“One key benefit of using the FedRAMP-authorized Enterprise Cloud is we can now support your agency’s identification and authorization tools,” Jones said. “For the extra capabilities we are providing, including faster support requests or the ability to use SAML and your identity providers, it’s far less of an administrative burden.”
According to the report, some of the features on GitHub Enterprise Cloud are quickly gaining parity with, and in some cases, exceeding the features of GitHub’s Enterprise Server, its on-premises offering.
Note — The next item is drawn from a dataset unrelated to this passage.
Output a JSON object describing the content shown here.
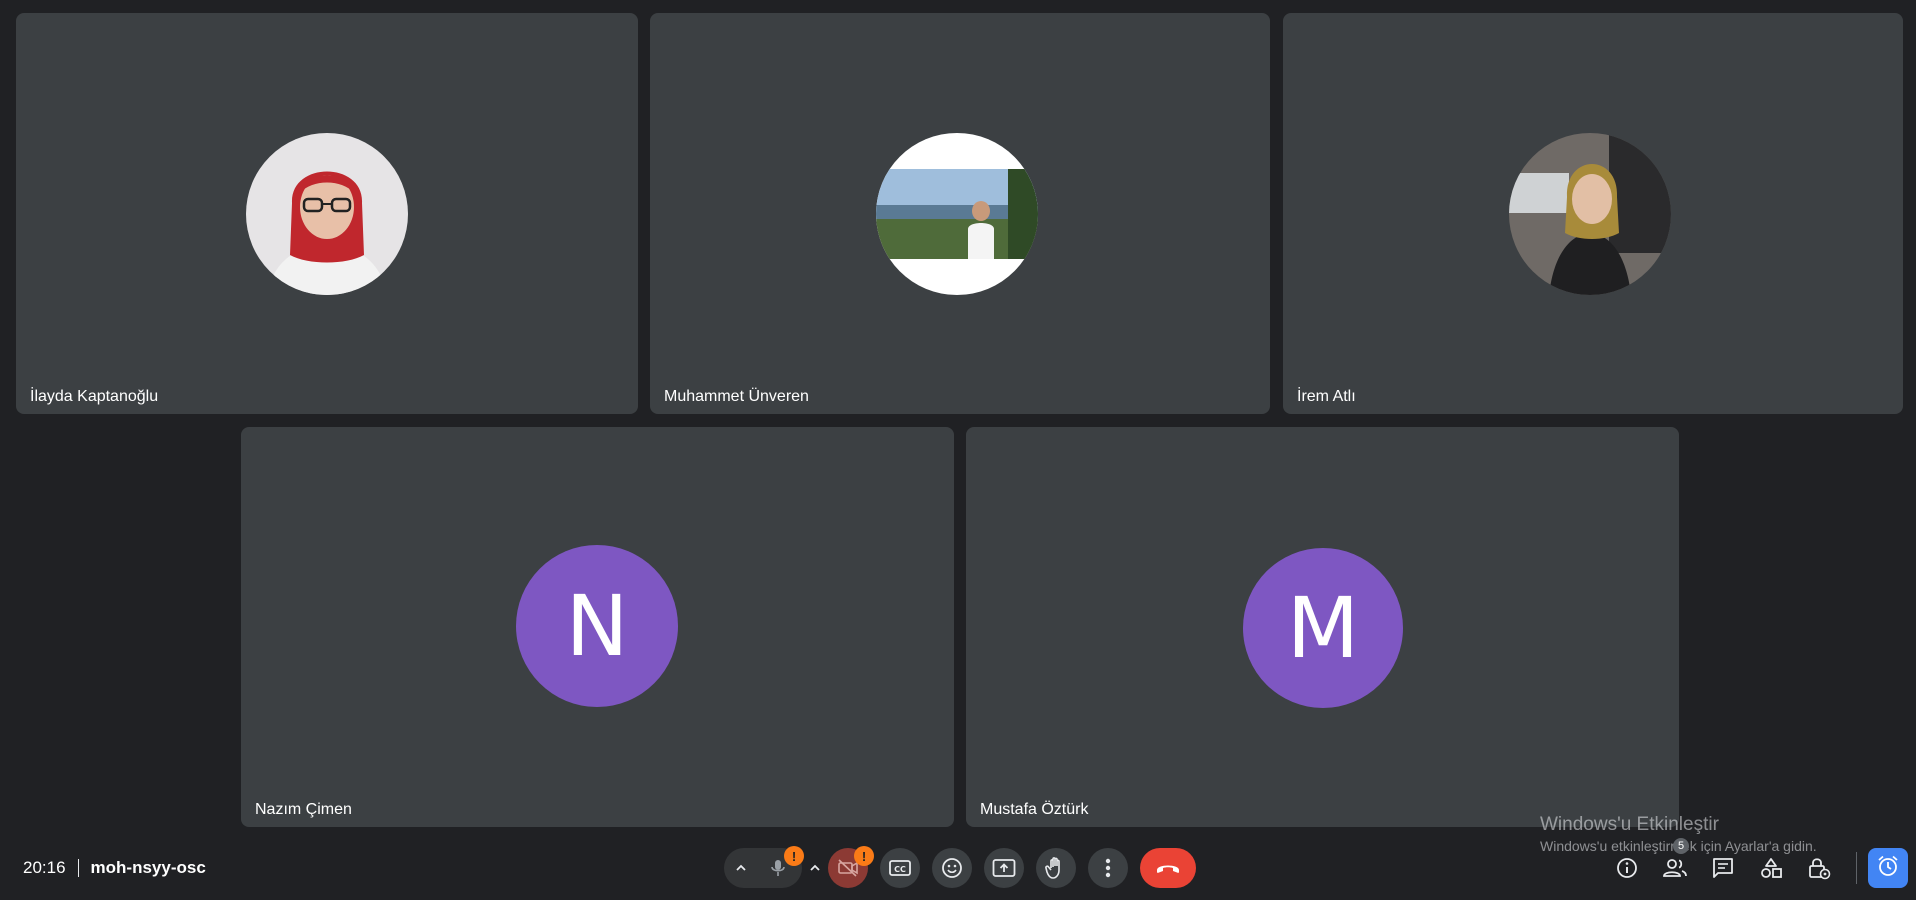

But the biggest advantage to agencies using GitHub Enterprise Cloud, according to Jones, is it gives them access to the entire GitHub universe of open source development and collaboration resources — and the vast community of developers contributing to those resources.
Read the report to learn about the GitHub story, or click here to learn more about GitHub’s new open source platform for software development.
NIH wants your Fitbit data for precision medicine
The federal government wants you to share the personal health data collected by your Fitbit device, all for the benefit of science.
The Department of Health and Human Services’ National Institutes of Health (NIH) officially launched All of Us in May 2018, but the broader precision medicine initiative goes back to 2015. The goal is to get a million or more volunteers to share demographic and health information about themselves by answering surveys, sharing electronic health records and more. This data, NIH argues, will help researchers gain more insight into the impact of lifestyle and environment on disease treatment and prevention. And this, in turn, will lead to increasingly more personalized health care practices.
Now, there’s a new way for participants to share data: by linking their personal Fitbit wearable devices.
“Collecting real-world, real-time data through digital technologies will become a fundamental part of the program,” Eric Dishman, director of the program, said in a statement. “This information, in combination with many other data types, will give us an unprecedented ability to better understand the impact of lifestyle and environment on health outcomes and, ultimately, develop better strategies for keeping people healthy in a very precise, individualized way.”
To participate, volunteers need to register and link their own Fitbit device. They can then decide what kind of data they want to share with the program.
All of Us plans to partner with other similar health tech devices in the future, the press release hints. It will also launch an initiative through which volunteers will be provided with Fitbit devices later this year.
Prior to the formal launch of All of Us, the program conducted a pilot version. According to NIH, more than 25,000 volunteers participated in the pilot program. It’s unclear how many participants All of Us currently has, or how this may change with the introduction of the Fitbit component.